Report on Roundtable 16 July, 2010

666Round-table Discussion “Privacy and Media Reporting”

Phnom Penh (July 16, 2010): In order for the local media outlets and practitioners to avoid complaints and lawsuits on privacy invasion, Club of Cambodian Journalists (CCJ) on Friday invited four guest speakers – two from Phnom Penh Municipal Court, one from Konrad Adenauer Stifstung (KAS), and the other from media – to find ways on how to protect privacy of the people while upholding the press freedom.
Speaking in her session on the topic of “Laws on Privacy”, Ms Saing Sinath, a judge of Phnom Penh Municipal Court and Professor of the Royal University of Law and Economy, briefed the journalists about articles in the Cambodia’s constitution, interim penal code and new penal code, and international legal instruments which guarantee the privacy of the people. She said that journalists can be fined or put into jail if they are found guilty for invasion into any individual’s privacy. She said that privacy of the people include right to be alone, property right, correspondence of letter, health condition, etc.
Even though the press freedom is guaranteed by our constitution, the journalists, she added, can not enter someone’s property without permission. Otherwise, they can face legal actions, which can lead to fine or imprisonment or both. The journalists are also not allowed to write about private life of the people, including civil cases such as divorce, without the consent of the relevant parties. The identities of minors and the victims, in criminal cases, shall also be protected.

Sharing his experience in media coverage on privacy, Mr Pen Samitthy, Editor-in-Chief of Rasmei Kampuchea newspaper and CCJ President, said his newspaper had an regrettable experience. Long time ago, Rasmei Kampuchea newspaper published a story with a terrifying picture of a soldier who carried the head of a Khmer Rouge soldier who was beheaded. Because of the picture, the soldier later on went to Rasmei Kampuchea to complain on how the picture brought him trouble. Mr. Samitthy quoted the soldier as saying that because of the picture, he could not sleep and he live in fear for taken revenge. Mr. Samitthy, said that his newspaper acknowledged its mistake and agreed to pay compensation to the soldier who he did not identify. He said the case of Rasmei Kampuchea
proved a fact that the impact of the media report on private life. He recommended that the journalists shall not invade into private life of any individual even though the privacy of a public figure was less protected, due to their role a model.

Mr. Samitthy noted that currently they are many reports which intrude too much into privacy of the people. For instance, stories about a woman who has three husbands, or a divorce case of a husband and wife, which shall not be reported by the media as these kinds of stories, did not serve the public interest but harmed the reputation or dignity of the affected parties.

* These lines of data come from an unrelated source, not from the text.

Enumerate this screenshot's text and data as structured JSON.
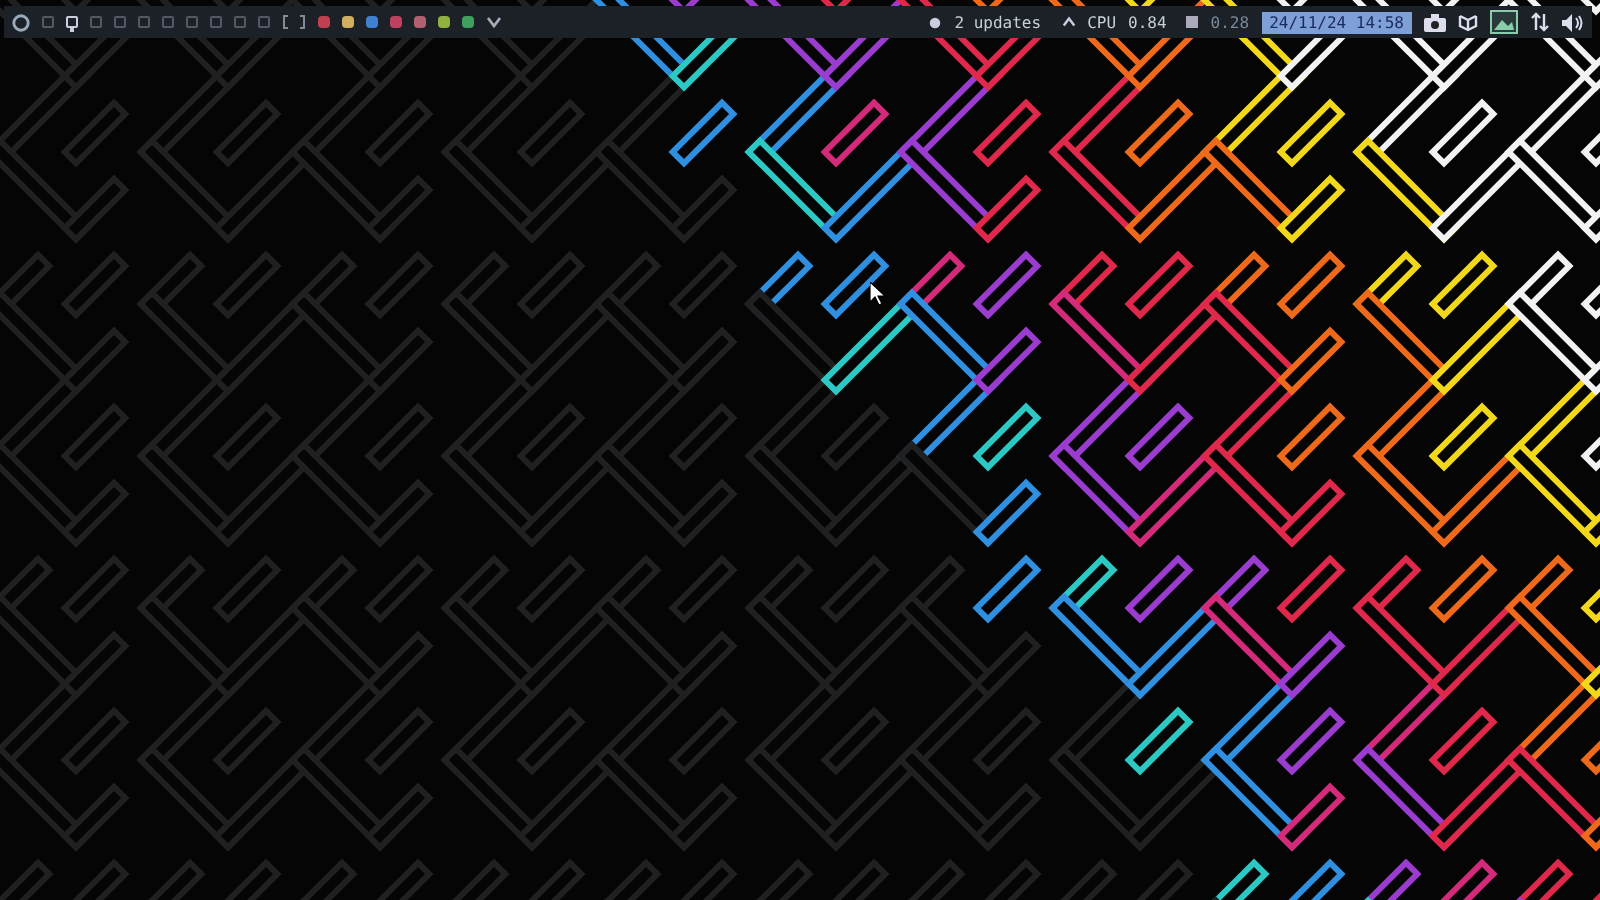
{
  "panel": {
    "workspaces": [
      {
        "selected": false
      },
      {
        "selected": true
      },
      {
        "selected": false
      },
      {
        "selected": false
      },
      {
        "selected": false
      },
      {
        "selected": false
      },
      {
        "selected": false
      },
      {
        "selected": false
      },
      {
        "selected": false
      },
      {
        "selected": false
      }
    ],
    "updates": "2 updates",
    "cpu_label": "CPU",
    "cpu_value": "0.84",
    "memory_value": "0.28",
    "clock": "24/11/24 14:58"
  }
}
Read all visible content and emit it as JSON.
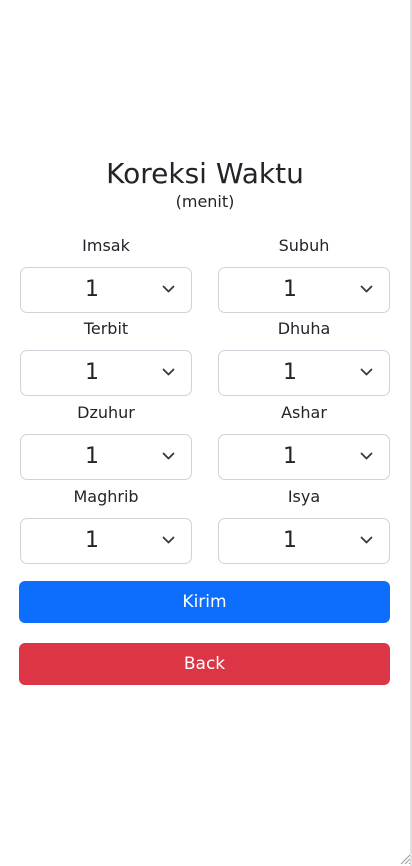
{
  "header": {
    "title": "Koreksi Waktu",
    "subtitle": "(menit)"
  },
  "fields": [
    {
      "label": "Imsak",
      "value": "1"
    },
    {
      "label": "Subuh",
      "value": "1"
    },
    {
      "label": "Terbit",
      "value": "1"
    },
    {
      "label": "Dhuha",
      "value": "1"
    },
    {
      "label": "Dzuhur",
      "value": "1"
    },
    {
      "label": "Ashar",
      "value": "1"
    },
    {
      "label": "Maghrib",
      "value": "1"
    },
    {
      "label": "Isya",
      "value": "1"
    }
  ],
  "buttons": {
    "submit_label": "Kirim",
    "back_label": "Back"
  },
  "colors": {
    "primary": "#0d6efd",
    "danger": "#dc3545",
    "border": "#ced4da",
    "text": "#212529"
  },
  "icons": {
    "select_arrow": "chevron-down-icon",
    "resize": "resize-grip-icon"
  }
}
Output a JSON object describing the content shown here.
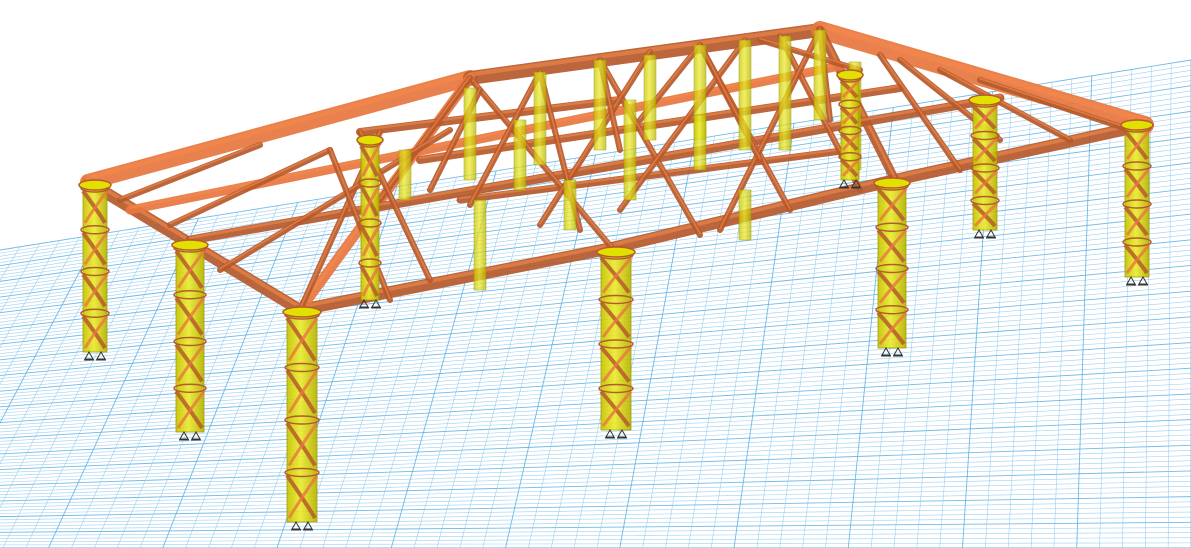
{
  "viewport": {
    "background": "#ffffff",
    "grid_color": "#8fc8ec",
    "grid_color_strong": "#5aaee2"
  },
  "model": {
    "beam_color": "#e8773f",
    "beam_color_dark": "#b65a2c",
    "beam_color_light": "#f58a4c",
    "column_color": "#e2e000",
    "column_color_dark": "#b4b000",
    "column_stroke": "#9a9600",
    "support_color": "#333333",
    "icons": [
      "pinned-support-icon"
    ]
  }
}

Rabea Brauer, KAS Representative in Cambodia, also shared with the participants the experience in “Privacy and the Media reporting” in Western countries, especially in Germany. She said privacy which are related to sex, health, and private conversation, shall not be intruded. She mentioned Princess Diana of England as an example for the invasion of privacy by the media. She said that in the case of Diana who was killed in a car accident which the media was blamed for, the media went too far into her private life. Since Dian’s case, the privacy and media reporting is under hot discussion. She asked whether the media freedom is under threat? Then, she said “No” from her personal point of view.
In his view on “The current media coverage and privacy”, Mr.Seng Neang, another Cambodian Judge, touched upon the theme “ Current media report and privacy”. He observed many irregularities in the media reports, including the mistakes in using legal terms, and invasion into the private life of the people. Thus, he suggested that the journalists shall turn to the legal expert for help, if they need clarification.
The discussion was followed by the Qs and As session in which many questions were raised for fear that by paying too much on privacy, the journalists will not be able to write anything.

However, there is an argument from the journalistic perspective that the public interest can override the privacy. As long as the stories are to serve the public interest and are not to harm anybody, the journalists shall write about even though the stories can go into the privacy of a public figure as his or her privacy is less protected.

Phnom Penh 20, July, 2010